▶ **Given data**:
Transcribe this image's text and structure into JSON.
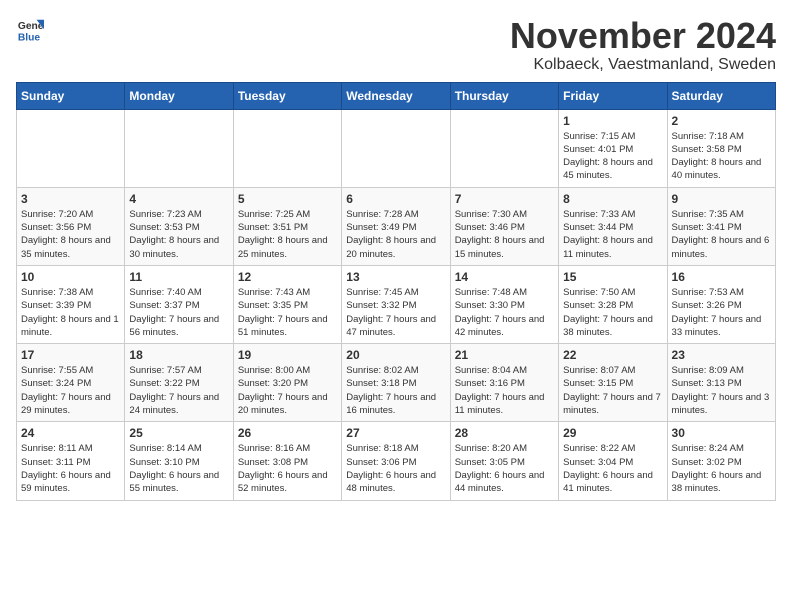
{
  "header": {
    "logo_general": "General",
    "logo_blue": "Blue",
    "title": "November 2024",
    "subtitle": "Kolbaeck, Vaestmanland, Sweden"
  },
  "days_of_week": [
    "Sunday",
    "Monday",
    "Tuesday",
    "Wednesday",
    "Thursday",
    "Friday",
    "Saturday"
  ],
  "weeks": [
    [
      {
        "day": "",
        "info": ""
      },
      {
        "day": "",
        "info": ""
      },
      {
        "day": "",
        "info": ""
      },
      {
        "day": "",
        "info": ""
      },
      {
        "day": "",
        "info": ""
      },
      {
        "day": "1",
        "info": "Sunrise: 7:15 AM\nSunset: 4:01 PM\nDaylight: 8 hours\nand 45 minutes."
      },
      {
        "day": "2",
        "info": "Sunrise: 7:18 AM\nSunset: 3:58 PM\nDaylight: 8 hours\nand 40 minutes."
      }
    ],
    [
      {
        "day": "3",
        "info": "Sunrise: 7:20 AM\nSunset: 3:56 PM\nDaylight: 8 hours\nand 35 minutes."
      },
      {
        "day": "4",
        "info": "Sunrise: 7:23 AM\nSunset: 3:53 PM\nDaylight: 8 hours\nand 30 minutes."
      },
      {
        "day": "5",
        "info": "Sunrise: 7:25 AM\nSunset: 3:51 PM\nDaylight: 8 hours\nand 25 minutes."
      },
      {
        "day": "6",
        "info": "Sunrise: 7:28 AM\nSunset: 3:49 PM\nDaylight: 8 hours\nand 20 minutes."
      },
      {
        "day": "7",
        "info": "Sunrise: 7:30 AM\nSunset: 3:46 PM\nDaylight: 8 hours\nand 15 minutes."
      },
      {
        "day": "8",
        "info": "Sunrise: 7:33 AM\nSunset: 3:44 PM\nDaylight: 8 hours\nand 11 minutes."
      },
      {
        "day": "9",
        "info": "Sunrise: 7:35 AM\nSunset: 3:41 PM\nDaylight: 8 hours\nand 6 minutes."
      }
    ],
    [
      {
        "day": "10",
        "info": "Sunrise: 7:38 AM\nSunset: 3:39 PM\nDaylight: 8 hours\nand 1 minute."
      },
      {
        "day": "11",
        "info": "Sunrise: 7:40 AM\nSunset: 3:37 PM\nDaylight: 7 hours\nand 56 minutes."
      },
      {
        "day": "12",
        "info": "Sunrise: 7:43 AM\nSunset: 3:35 PM\nDaylight: 7 hours\nand 51 minutes."
      },
      {
        "day": "13",
        "info": "Sunrise: 7:45 AM\nSunset: 3:32 PM\nDaylight: 7 hours\nand 47 minutes."
      },
      {
        "day": "14",
        "info": "Sunrise: 7:48 AM\nSunset: 3:30 PM\nDaylight: 7 hours\nand 42 minutes."
      },
      {
        "day": "15",
        "info": "Sunrise: 7:50 AM\nSunset: 3:28 PM\nDaylight: 7 hours\nand 38 minutes."
      },
      {
        "day": "16",
        "info": "Sunrise: 7:53 AM\nSunset: 3:26 PM\nDaylight: 7 hours\nand 33 minutes."
      }
    ],
    [
      {
        "day": "17",
        "info": "Sunrise: 7:55 AM\nSunset: 3:24 PM\nDaylight: 7 hours\nand 29 minutes."
      },
      {
        "day": "18",
        "info": "Sunrise: 7:57 AM\nSunset: 3:22 PM\nDaylight: 7 hours\nand 24 minutes."
      },
      {
        "day": "19",
        "info": "Sunrise: 8:00 AM\nSunset: 3:20 PM\nDaylight: 7 hours\nand 20 minutes."
      },
      {
        "day": "20",
        "info": "Sunrise: 8:02 AM\nSunset: 3:18 PM\nDaylight: 7 hours\nand 16 minutes."
      },
      {
        "day": "21",
        "info": "Sunrise: 8:04 AM\nSunset: 3:16 PM\nDaylight: 7 hours\nand 11 minutes."
      },
      {
        "day": "22",
        "info": "Sunrise: 8:07 AM\nSunset: 3:15 PM\nDaylight: 7 hours\nand 7 minutes."
      },
      {
        "day": "23",
        "info": "Sunrise: 8:09 AM\nSunset: 3:13 PM\nDaylight: 7 hours\nand 3 minutes."
      }
    ],
    [
      {
        "day": "24",
        "info": "Sunrise: 8:11 AM\nSunset: 3:11 PM\nDaylight: 6 hours\nand 59 minutes."
      },
      {
        "day": "25",
        "info": "Sunrise: 8:14 AM\nSunset: 3:10 PM\nDaylight: 6 hours\nand 55 minutes."
      },
      {
        "day": "26",
        "info": "Sunrise: 8:16 AM\nSunset: 3:08 PM\nDaylight: 6 hours\nand 52 minutes."
      },
      {
        "day": "27",
        "info": "Sunrise: 8:18 AM\nSunset: 3:06 PM\nDaylight: 6 hours\nand 48 minutes."
      },
      {
        "day": "28",
        "info": "Sunrise: 8:20 AM\nSunset: 3:05 PM\nDaylight: 6 hours\nand 44 minutes."
      },
      {
        "day": "29",
        "info": "Sunrise: 8:22 AM\nSunset: 3:04 PM\nDaylight: 6 hours\nand 41 minutes."
      },
      {
        "day": "30",
        "info": "Sunrise: 8:24 AM\nSunset: 3:02 PM\nDaylight: 6 hours\nand 38 minutes."
      }
    ]
  ]
}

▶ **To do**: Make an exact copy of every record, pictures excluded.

▶ **Written answer**:
Transcribe this image's text and structure into JSON.
{
  "header": {
    "logo_general": "General",
    "logo_blue": "Blue",
    "title": "November 2024",
    "subtitle": "Kolbaeck, Vaestmanland, Sweden"
  },
  "days_of_week": [
    "Sunday",
    "Monday",
    "Tuesday",
    "Wednesday",
    "Thursday",
    "Friday",
    "Saturday"
  ],
  "weeks": [
    [
      {
        "day": "",
        "info": ""
      },
      {
        "day": "",
        "info": ""
      },
      {
        "day": "",
        "info": ""
      },
      {
        "day": "",
        "info": ""
      },
      {
        "day": "",
        "info": ""
      },
      {
        "day": "1",
        "info": "Sunrise: 7:15 AM\nSunset: 4:01 PM\nDaylight: 8 hours\nand 45 minutes."
      },
      {
        "day": "2",
        "info": "Sunrise: 7:18 AM\nSunset: 3:58 PM\nDaylight: 8 hours\nand 40 minutes."
      }
    ],
    [
      {
        "day": "3",
        "info": "Sunrise: 7:20 AM\nSunset: 3:56 PM\nDaylight: 8 hours\nand 35 minutes."
      },
      {
        "day": "4",
        "info": "Sunrise: 7:23 AM\nSunset: 3:53 PM\nDaylight: 8 hours\nand 30 minutes."
      },
      {
        "day": "5",
        "info": "Sunrise: 7:25 AM\nSunset: 3:51 PM\nDaylight: 8 hours\nand 25 minutes."
      },
      {
        "day": "6",
        "info": "Sunrise: 7:28 AM\nSunset: 3:49 PM\nDaylight: 8 hours\nand 20 minutes."
      },
      {
        "day": "7",
        "info": "Sunrise: 7:30 AM\nSunset: 3:46 PM\nDaylight: 8 hours\nand 15 minutes."
      },
      {
        "day": "8",
        "info": "Sunrise: 7:33 AM\nSunset: 3:44 PM\nDaylight: 8 hours\nand 11 minutes."
      },
      {
        "day": "9",
        "info": "Sunrise: 7:35 AM\nSunset: 3:41 PM\nDaylight: 8 hours\nand 6 minutes."
      }
    ],
    [
      {
        "day": "10",
        "info": "Sunrise: 7:38 AM\nSunset: 3:39 PM\nDaylight: 8 hours\nand 1 minute."
      },
      {
        "day": "11",
        "info": "Sunrise: 7:40 AM\nSunset: 3:37 PM\nDaylight: 7 hours\nand 56 minutes."
      },
      {
        "day": "12",
        "info": "Sunrise: 7:43 AM\nSunset: 3:35 PM\nDaylight: 7 hours\nand 51 minutes."
      },
      {
        "day": "13",
        "info": "Sunrise: 7:45 AM\nSunset: 3:32 PM\nDaylight: 7 hours\nand 47 minutes."
      },
      {
        "day": "14",
        "info": "Sunrise: 7:48 AM\nSunset: 3:30 PM\nDaylight: 7 hours\nand 42 minutes."
      },
      {
        "day": "15",
        "info": "Sunrise: 7:50 AM\nSunset: 3:28 PM\nDaylight: 7 hours\nand 38 minutes."
      },
      {
        "day": "16",
        "info": "Sunrise: 7:53 AM\nSunset: 3:26 PM\nDaylight: 7 hours\nand 33 minutes."
      }
    ],
    [
      {
        "day": "17",
        "info": "Sunrise: 7:55 AM\nSunset: 3:24 PM\nDaylight: 7 hours\nand 29 minutes."
      },
      {
        "day": "18",
        "info": "Sunrise: 7:57 AM\nSunset: 3:22 PM\nDaylight: 7 hours\nand 24 minutes."
      },
      {
        "day": "19",
        "info": "Sunrise: 8:00 AM\nSunset: 3:20 PM\nDaylight: 7 hours\nand 20 minutes."
      },
      {
        "day": "20",
        "info": "Sunrise: 8:02 AM\nSunset: 3:18 PM\nDaylight: 7 hours\nand 16 minutes."
      },
      {
        "day": "21",
        "info": "Sunrise: 8:04 AM\nSunset: 3:16 PM\nDaylight: 7 hours\nand 11 minutes."
      },
      {
        "day": "22",
        "info": "Sunrise: 8:07 AM\nSunset: 3:15 PM\nDaylight: 7 hours\nand 7 minutes."
      },
      {
        "day": "23",
        "info": "Sunrise: 8:09 AM\nSunset: 3:13 PM\nDaylight: 7 hours\nand 3 minutes."
      }
    ],
    [
      {
        "day": "24",
        "info": "Sunrise: 8:11 AM\nSunset: 3:11 PM\nDaylight: 6 hours\nand 59 minutes."
      },
      {
        "day": "25",
        "info": "Sunrise: 8:14 AM\nSunset: 3:10 PM\nDaylight: 6 hours\nand 55 minutes."
      },
      {
        "day": "26",
        "info": "Sunrise: 8:16 AM\nSunset: 3:08 PM\nDaylight: 6 hours\nand 52 minutes."
      },
      {
        "day": "27",
        "info": "Sunrise: 8:18 AM\nSunset: 3:06 PM\nDaylight: 6 hours\nand 48 minutes."
      },
      {
        "day": "28",
        "info": "Sunrise: 8:20 AM\nSunset: 3:05 PM\nDaylight: 6 hours\nand 44 minutes."
      },
      {
        "day": "29",
        "info": "Sunrise: 8:22 AM\nSunset: 3:04 PM\nDaylight: 6 hours\nand 41 minutes."
      },
      {
        "day": "30",
        "info": "Sunrise: 8:24 AM\nSunset: 3:02 PM\nDaylight: 6 hours\nand 38 minutes."
      }
    ]
  ]
}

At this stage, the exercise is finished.